§ **WORK REQUIRED**
Whenever a line in the records below contains "Availability", pick it out.

§ **Interface dataset entries**
.....
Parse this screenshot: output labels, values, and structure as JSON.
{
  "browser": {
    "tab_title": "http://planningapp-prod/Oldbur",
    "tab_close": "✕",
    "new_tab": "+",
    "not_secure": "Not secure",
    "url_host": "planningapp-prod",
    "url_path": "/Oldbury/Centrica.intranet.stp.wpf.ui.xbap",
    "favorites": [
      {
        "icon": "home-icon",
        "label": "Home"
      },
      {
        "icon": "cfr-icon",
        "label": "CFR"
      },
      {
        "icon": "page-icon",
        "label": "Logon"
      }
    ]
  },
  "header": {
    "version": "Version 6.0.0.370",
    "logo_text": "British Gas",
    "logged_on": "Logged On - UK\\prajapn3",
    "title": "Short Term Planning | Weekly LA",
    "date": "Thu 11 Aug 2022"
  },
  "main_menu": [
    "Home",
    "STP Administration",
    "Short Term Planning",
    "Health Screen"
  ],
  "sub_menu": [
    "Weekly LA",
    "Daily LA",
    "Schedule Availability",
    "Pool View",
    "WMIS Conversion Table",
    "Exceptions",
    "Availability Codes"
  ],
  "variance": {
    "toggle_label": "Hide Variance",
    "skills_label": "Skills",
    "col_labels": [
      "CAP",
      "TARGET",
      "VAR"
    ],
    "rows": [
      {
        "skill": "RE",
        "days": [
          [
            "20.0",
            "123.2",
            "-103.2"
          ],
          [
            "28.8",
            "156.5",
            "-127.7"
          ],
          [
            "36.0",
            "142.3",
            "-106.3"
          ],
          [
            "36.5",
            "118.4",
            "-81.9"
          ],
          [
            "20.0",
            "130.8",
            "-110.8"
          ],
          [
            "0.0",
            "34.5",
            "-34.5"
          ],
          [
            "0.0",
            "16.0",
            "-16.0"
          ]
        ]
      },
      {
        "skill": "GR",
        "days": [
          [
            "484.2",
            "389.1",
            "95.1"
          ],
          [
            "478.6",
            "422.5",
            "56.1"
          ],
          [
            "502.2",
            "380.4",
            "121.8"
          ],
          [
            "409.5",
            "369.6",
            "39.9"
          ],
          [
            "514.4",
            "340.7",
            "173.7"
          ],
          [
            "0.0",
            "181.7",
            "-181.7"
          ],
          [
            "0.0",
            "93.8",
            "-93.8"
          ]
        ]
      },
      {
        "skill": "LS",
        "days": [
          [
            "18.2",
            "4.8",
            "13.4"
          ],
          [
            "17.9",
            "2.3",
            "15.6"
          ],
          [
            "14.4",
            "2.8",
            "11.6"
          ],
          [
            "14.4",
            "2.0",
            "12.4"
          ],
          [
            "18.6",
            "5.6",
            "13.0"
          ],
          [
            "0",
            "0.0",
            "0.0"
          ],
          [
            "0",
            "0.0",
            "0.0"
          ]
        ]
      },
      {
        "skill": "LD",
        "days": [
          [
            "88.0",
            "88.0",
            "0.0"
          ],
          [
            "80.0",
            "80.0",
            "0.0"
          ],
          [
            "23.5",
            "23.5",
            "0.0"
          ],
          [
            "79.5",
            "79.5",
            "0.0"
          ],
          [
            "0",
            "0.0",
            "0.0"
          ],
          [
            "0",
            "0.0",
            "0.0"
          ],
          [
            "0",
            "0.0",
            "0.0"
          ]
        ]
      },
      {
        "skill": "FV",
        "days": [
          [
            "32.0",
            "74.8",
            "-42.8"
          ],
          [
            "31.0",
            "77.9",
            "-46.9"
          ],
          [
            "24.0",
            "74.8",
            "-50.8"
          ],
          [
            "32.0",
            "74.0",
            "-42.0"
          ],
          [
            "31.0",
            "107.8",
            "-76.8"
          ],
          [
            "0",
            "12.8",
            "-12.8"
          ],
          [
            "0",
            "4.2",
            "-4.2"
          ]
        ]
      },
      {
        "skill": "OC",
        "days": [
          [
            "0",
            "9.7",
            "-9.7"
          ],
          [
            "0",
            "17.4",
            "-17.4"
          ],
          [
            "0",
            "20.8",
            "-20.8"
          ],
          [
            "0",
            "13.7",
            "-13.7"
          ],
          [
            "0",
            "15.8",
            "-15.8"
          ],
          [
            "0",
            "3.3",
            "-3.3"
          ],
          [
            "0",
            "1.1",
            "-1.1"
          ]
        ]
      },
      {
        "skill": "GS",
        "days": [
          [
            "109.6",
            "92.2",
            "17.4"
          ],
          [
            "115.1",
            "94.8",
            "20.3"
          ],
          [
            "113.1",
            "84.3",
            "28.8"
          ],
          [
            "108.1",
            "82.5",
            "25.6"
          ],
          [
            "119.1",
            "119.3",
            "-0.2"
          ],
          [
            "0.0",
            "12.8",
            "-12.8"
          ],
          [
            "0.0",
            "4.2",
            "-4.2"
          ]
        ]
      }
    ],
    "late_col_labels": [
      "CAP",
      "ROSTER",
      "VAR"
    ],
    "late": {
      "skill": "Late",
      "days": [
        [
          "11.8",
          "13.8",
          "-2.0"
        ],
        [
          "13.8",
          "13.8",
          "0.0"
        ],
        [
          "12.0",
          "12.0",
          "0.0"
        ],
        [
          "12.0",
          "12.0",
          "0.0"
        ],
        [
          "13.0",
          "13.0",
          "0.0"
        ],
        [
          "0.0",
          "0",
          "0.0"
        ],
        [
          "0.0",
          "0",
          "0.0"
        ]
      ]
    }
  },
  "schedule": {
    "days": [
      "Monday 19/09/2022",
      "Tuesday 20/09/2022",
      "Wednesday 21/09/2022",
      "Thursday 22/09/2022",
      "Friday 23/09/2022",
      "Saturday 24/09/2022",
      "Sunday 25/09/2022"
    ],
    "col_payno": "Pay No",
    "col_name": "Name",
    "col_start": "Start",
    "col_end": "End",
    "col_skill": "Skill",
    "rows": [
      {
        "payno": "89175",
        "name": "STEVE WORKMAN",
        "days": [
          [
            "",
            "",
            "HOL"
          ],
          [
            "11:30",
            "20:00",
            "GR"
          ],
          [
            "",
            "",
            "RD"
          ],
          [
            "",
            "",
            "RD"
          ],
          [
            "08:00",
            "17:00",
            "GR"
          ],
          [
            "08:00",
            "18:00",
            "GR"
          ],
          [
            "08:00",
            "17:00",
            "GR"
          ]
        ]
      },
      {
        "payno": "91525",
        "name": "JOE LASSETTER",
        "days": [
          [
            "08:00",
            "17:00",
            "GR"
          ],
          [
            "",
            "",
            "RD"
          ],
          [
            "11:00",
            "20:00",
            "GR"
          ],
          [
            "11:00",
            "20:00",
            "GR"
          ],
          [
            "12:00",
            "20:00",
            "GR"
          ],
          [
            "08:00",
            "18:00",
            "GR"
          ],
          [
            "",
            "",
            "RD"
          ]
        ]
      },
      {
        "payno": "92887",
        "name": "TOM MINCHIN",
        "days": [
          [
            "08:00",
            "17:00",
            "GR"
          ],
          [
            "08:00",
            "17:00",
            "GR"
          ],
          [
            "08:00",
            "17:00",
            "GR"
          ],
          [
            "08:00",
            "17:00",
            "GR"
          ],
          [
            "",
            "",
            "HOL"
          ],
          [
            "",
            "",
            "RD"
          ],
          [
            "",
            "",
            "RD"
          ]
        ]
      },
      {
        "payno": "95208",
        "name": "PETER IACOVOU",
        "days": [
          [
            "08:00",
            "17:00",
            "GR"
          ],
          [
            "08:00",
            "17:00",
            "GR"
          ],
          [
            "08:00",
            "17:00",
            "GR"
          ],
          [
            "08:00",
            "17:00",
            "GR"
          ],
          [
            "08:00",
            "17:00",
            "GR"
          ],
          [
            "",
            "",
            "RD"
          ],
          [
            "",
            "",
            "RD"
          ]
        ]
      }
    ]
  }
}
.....
§ **SOLUTION FOR THIS EXERCISE**
    "Schedule Availability",
    "Availability Codes"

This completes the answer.